Image: A new study shows obesity surgery can protect against kidney disease (Photo courtesy of SA).
A new study shows that bariatric surgery is associated with a long-term protection against end-stage renal disease (ESRD) and chronic kidney disease stage 4 (CKD4).
Researchers at the University of Gothenburg (Sweden), Sahlgrenska Academy (SA; Göteborg, Sweden), and other institutions conducted a prospective study in 4,047 patients participating in the Swedish Obese Subjects (SOS) study. The study cohort, consisting of 2,010 patients, underwent banding (18%), vertical banded gastroplasty (69%), or gastric bypass (13%); the 2,037 patients in the control group received usual obesity care. All patients were followed for a median of 18 years. Incidence of ESRD and CKD4 was obtained by crosschecking the SOS database with the Swedish National Patient Register.
The results showed that ESRD occurred in 13 patients in the surgery group and 26 patients in the control group, with 23 CKD4 events in the surgery group and 39 in the control group. Patients who underwent weight-loss surgery ran a significantly lower risk of developing severe chronic kidney disease and ESRD, when compared to conventionally treated patients. Those with initial evidence of kidney damage--as manifested by macroalbuminuria--benefited the most, indicating that bariatric surgery prevents progression of pre-existing kidney injury towards ESRD. The study was published on February 26, 2018, in the International Journal of Obesity.
“Obesity is a major public health problem leading to co-morbidities such as diabetes, hypertension, and kidney failure. Bariatric surgery results in pronounced and maintained weight loss and prevention of obesity-related diseases and their complications,” concluded senior author Per-Arne Svensson, PhD, of the SA Institute of Health and Care Sciences. “Most studies of bariatric surgery on kidney disease show improvements after surgery. Our study showed for the first time that bariatric surgery is associated with a long-term protection against ESRD and CKD4.”
Kidney disease is usually progressive, with each stage determined by glomerular filtration rate (GFR), and dependent on treatment and response. The kidneys of people with ESRD function below 15% of their normal ability.
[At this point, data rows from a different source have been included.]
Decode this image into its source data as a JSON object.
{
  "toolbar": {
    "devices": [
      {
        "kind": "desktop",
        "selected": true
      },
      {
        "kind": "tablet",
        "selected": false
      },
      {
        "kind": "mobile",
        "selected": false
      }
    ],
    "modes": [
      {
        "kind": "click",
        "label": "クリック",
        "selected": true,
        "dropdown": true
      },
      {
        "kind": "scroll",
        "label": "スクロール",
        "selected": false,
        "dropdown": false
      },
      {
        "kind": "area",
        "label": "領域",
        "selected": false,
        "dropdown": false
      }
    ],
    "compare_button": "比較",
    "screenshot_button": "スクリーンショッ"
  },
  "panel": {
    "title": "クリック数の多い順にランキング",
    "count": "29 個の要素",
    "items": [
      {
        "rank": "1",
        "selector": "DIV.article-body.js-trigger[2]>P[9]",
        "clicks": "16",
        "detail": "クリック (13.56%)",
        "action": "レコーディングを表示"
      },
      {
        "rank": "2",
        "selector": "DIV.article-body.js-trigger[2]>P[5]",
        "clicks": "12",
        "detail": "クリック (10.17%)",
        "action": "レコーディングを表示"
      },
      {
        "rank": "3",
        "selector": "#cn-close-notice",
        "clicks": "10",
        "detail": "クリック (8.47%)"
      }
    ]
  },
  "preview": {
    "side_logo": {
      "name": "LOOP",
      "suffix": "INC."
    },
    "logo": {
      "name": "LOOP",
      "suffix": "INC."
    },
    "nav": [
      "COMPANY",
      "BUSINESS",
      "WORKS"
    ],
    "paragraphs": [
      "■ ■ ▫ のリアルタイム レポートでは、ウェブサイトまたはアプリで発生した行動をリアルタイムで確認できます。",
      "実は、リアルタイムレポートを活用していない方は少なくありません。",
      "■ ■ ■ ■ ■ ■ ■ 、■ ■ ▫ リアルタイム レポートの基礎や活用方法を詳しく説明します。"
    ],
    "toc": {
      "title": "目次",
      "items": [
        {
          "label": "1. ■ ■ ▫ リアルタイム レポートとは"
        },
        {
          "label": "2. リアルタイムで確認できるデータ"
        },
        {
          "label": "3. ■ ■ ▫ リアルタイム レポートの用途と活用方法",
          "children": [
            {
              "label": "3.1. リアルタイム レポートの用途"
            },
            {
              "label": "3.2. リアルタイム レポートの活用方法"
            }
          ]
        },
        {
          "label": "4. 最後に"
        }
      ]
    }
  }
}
Chronic kidney disease typically does not reach ESRD, the fifth stage of the progression, until 10-20 years after initial diagnosis, at which time the only treatments left include dialysis or a kidney transplant.
University of Gothenburg